___ PROVIDED DATA ___

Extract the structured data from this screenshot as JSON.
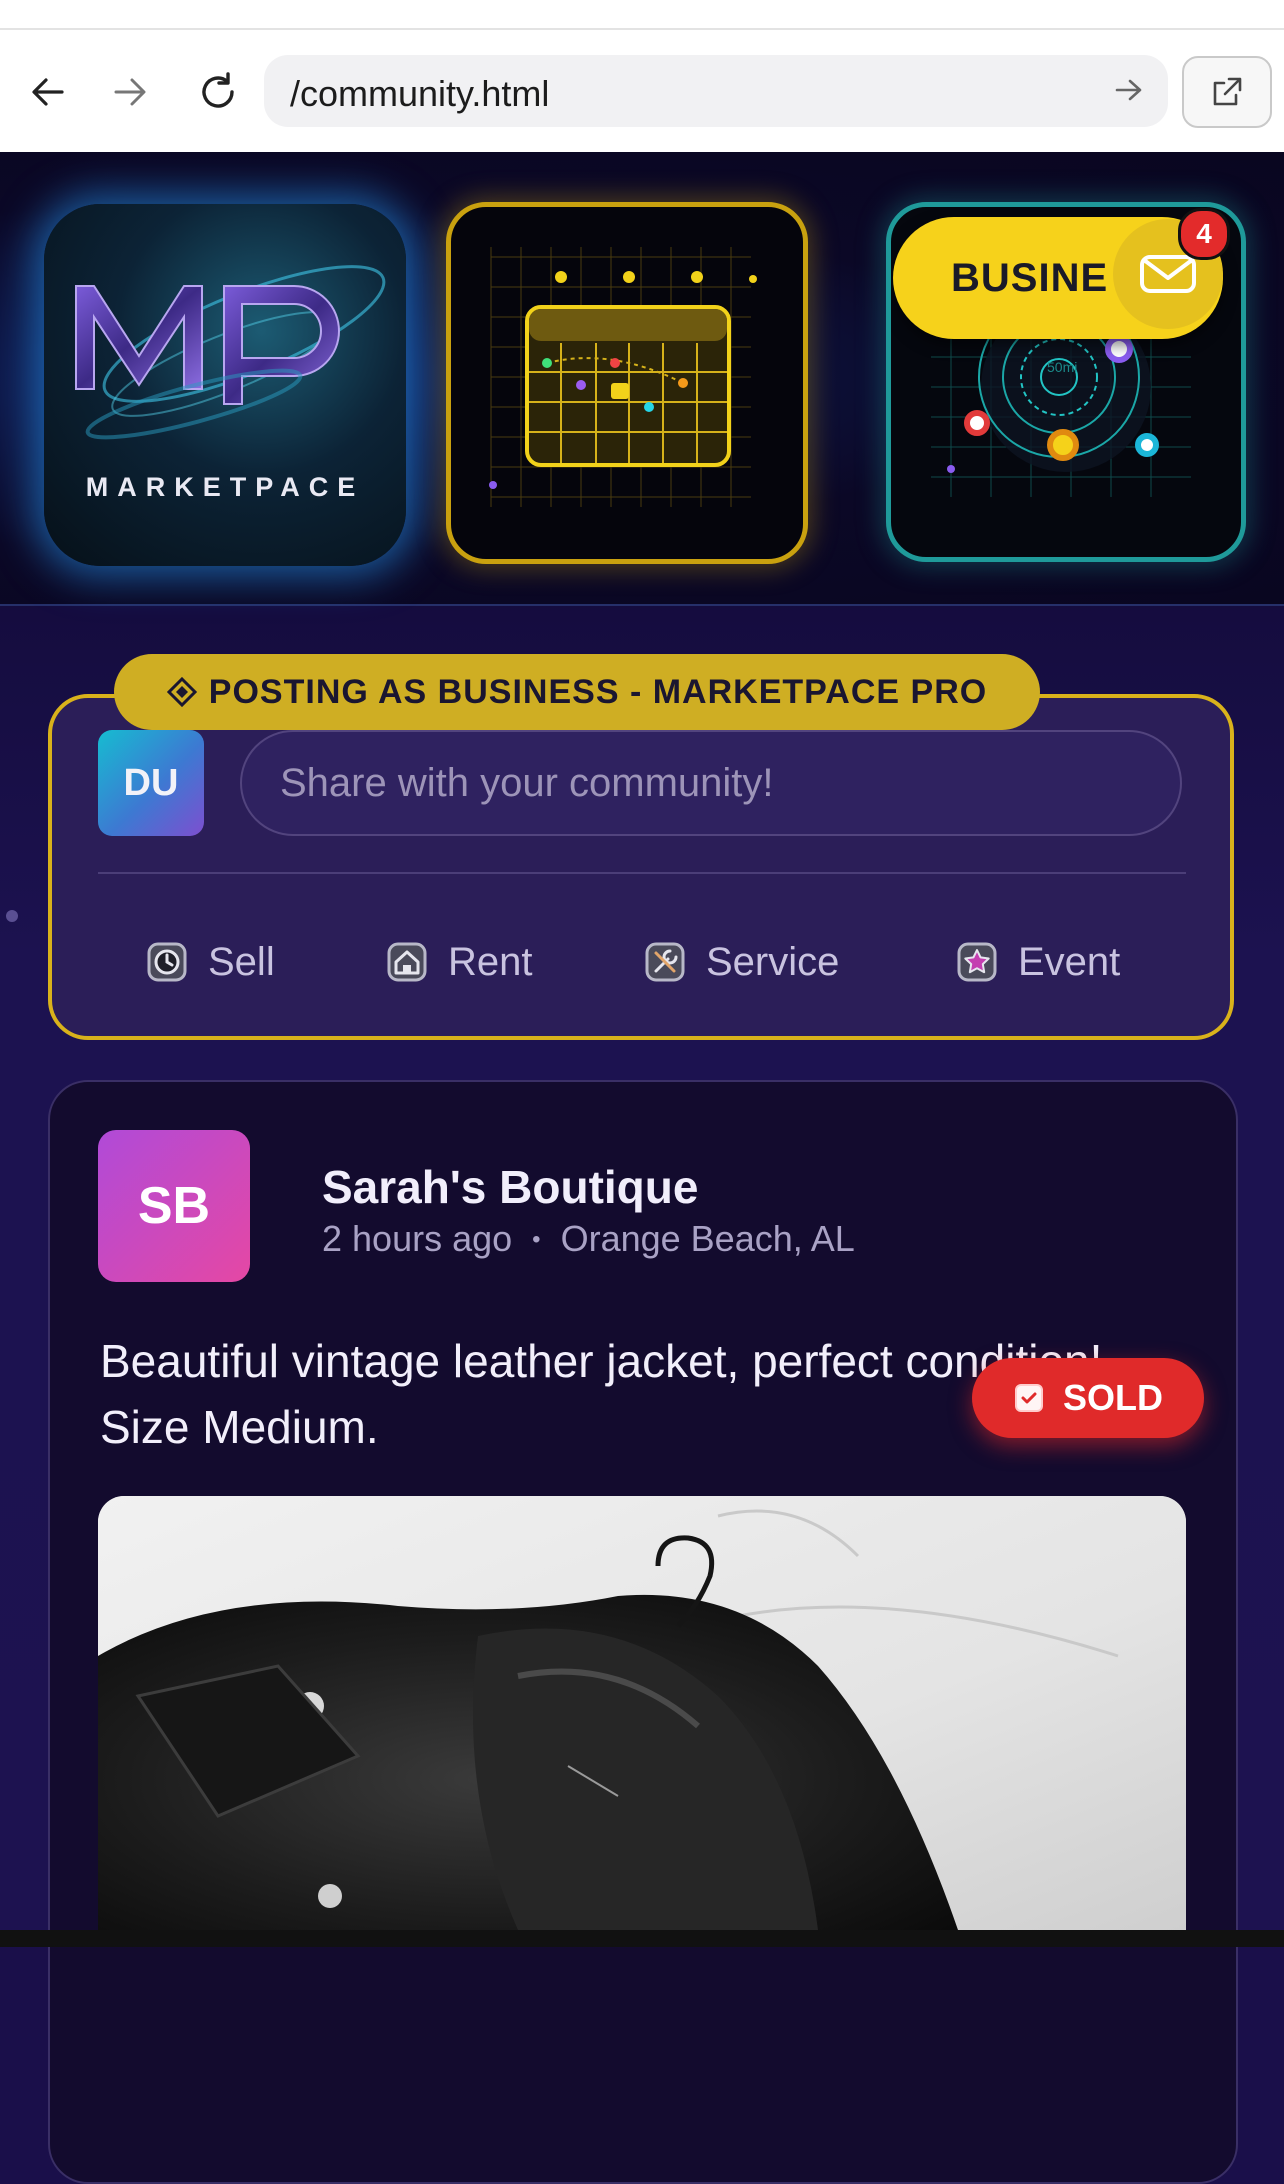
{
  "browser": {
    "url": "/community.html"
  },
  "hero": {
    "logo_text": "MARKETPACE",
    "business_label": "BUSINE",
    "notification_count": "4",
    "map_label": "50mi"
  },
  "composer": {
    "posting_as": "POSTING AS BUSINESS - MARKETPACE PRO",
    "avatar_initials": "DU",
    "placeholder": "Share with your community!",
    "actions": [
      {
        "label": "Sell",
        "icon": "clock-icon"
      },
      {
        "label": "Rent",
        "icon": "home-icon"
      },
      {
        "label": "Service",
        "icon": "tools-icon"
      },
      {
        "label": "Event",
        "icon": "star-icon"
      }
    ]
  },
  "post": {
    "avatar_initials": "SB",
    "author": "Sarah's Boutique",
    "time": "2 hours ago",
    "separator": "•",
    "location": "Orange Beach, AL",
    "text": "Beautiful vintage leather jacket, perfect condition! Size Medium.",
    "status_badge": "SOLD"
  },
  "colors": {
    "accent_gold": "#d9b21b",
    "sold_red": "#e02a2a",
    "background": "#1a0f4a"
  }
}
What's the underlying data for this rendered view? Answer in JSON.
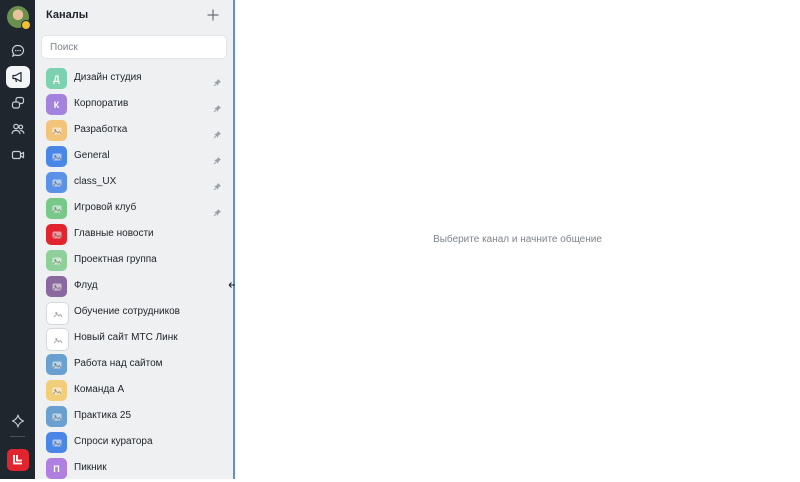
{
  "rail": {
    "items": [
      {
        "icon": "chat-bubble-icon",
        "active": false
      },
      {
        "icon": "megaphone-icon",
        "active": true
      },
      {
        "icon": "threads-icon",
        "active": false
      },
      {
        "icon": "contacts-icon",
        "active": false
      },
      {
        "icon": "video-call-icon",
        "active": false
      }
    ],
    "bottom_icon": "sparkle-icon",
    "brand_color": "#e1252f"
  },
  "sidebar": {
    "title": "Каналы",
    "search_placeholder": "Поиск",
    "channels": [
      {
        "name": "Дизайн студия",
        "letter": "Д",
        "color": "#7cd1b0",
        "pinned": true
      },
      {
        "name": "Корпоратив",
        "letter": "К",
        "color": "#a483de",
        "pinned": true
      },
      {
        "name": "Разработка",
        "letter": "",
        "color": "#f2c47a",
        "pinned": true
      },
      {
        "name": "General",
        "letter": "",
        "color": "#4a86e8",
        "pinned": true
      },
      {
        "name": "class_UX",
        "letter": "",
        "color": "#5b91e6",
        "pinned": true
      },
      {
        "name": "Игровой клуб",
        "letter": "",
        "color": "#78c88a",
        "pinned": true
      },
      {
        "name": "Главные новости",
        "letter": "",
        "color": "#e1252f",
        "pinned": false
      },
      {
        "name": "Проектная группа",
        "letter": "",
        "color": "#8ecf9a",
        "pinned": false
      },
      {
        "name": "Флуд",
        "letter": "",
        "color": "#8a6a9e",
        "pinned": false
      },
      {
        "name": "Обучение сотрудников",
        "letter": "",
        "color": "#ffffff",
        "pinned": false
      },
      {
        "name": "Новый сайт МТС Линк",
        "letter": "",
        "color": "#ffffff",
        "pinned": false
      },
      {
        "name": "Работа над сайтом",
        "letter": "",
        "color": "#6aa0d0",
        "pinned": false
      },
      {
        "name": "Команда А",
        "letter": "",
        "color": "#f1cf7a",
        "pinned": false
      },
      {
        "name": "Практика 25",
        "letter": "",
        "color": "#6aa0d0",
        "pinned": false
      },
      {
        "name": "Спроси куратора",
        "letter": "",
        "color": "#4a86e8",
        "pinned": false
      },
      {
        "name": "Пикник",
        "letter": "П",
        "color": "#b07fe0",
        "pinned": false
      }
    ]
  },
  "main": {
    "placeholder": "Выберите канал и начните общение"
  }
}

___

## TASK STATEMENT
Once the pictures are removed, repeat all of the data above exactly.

## SOLUTION TO THIS EXERCISE
Extract the structured data from this screenshot as JSON.
{
  "browser": {
    "url": "/community.html"
  },
  "hero": {
    "logo_text": "MARKETPACE",
    "business_label": "BUSINE",
    "notification_count": "4",
    "map_label": "50mi"
  },
  "composer": {
    "posting_as": "POSTING AS BUSINESS - MARKETPACE PRO",
    "avatar_initials": "DU",
    "placeholder": "Share with your community!",
    "actions": [
      {
        "label": "Sell",
        "icon": "clock-icon"
      },
      {
        "label": "Rent",
        "icon": "home-icon"
      },
      {
        "label": "Service",
        "icon": "tools-icon"
      },
      {
        "label": "Event",
        "icon": "star-icon"
      }
    ]
  },
  "post": {
    "avatar_initials": "SB",
    "author": "Sarah's Boutique",
    "time": "2 hours ago",
    "separator": "•",
    "location": "Orange Beach, AL",
    "text": "Beautiful vintage leather jacket, perfect condition! Size Medium.",
    "status_badge": "SOLD"
  },
  "colors": {
    "accent_gold": "#d9b21b",
    "sold_red": "#e02a2a",
    "background": "#1a0f4a"
  }
}
What's the underlying data for this rendered view? Answer in JSON.
{
  "rail": {
    "items": [
      {
        "icon": "chat-bubble-icon",
        "active": false
      },
      {
        "icon": "megaphone-icon",
        "active": true
      },
      {
        "icon": "threads-icon",
        "active": false
      },
      {
        "icon": "contacts-icon",
        "active": false
      },
      {
        "icon": "video-call-icon",
        "active": false
      }
    ],
    "bottom_icon": "sparkle-icon",
    "brand_color": "#e1252f"
  },
  "sidebar": {
    "title": "Каналы",
    "search_placeholder": "Поиск",
    "channels": [
      {
        "name": "Дизайн студия",
        "letter": "Д",
        "color": "#7cd1b0",
        "pinned": true
      },
      {
        "name": "Корпоратив",
        "letter": "К",
        "color": "#a483de",
        "pinned": true
      },
      {
        "name": "Разработка",
        "letter": "",
        "color": "#f2c47a",
        "pinned": true
      },
      {
        "name": "General",
        "letter": "",
        "color": "#4a86e8",
        "pinned": true
      },
      {
        "name": "class_UX",
        "letter": "",
        "color": "#5b91e6",
        "pinned": true
      },
      {
        "name": "Игровой клуб",
        "letter": "",
        "color": "#78c88a",
        "pinned": true
      },
      {
        "name": "Главные новости",
        "letter": "",
        "color": "#e1252f",
        "pinned": false
      },
      {
        "name": "Проектная группа",
        "letter": "",
        "color": "#8ecf9a",
        "pinned": false
      },
      {
        "name": "Флуд",
        "letter": "",
        "color": "#8a6a9e",
        "pinned": false
      },
      {
        "name": "Обучение сотрудников",
        "letter": "",
        "color": "#ffffff",
        "pinned": false
      },
      {
        "name": "Новый сайт МТС Линк",
        "letter": "",
        "color": "#ffffff",
        "pinned": false
      },
      {
        "name": "Работа над сайтом",
        "letter": "",
        "color": "#6aa0d0",
        "pinned": false
      },
      {
        "name": "Команда А",
        "letter": "",
        "color": "#f1cf7a",
        "pinned": false
      },
      {
        "name": "Практика 25",
        "letter": "",
        "color": "#6aa0d0",
        "pinned": false
      },
      {
        "name": "Спроси куратора",
        "letter": "",
        "color": "#4a86e8",
        "pinned": false
      },
      {
        "name": "Пикник",
        "letter": "П",
        "color": "#b07fe0",
        "pinned": false
      }
    ]
  },
  "main": {
    "placeholder": "Выберите канал и начните общение"
  }
}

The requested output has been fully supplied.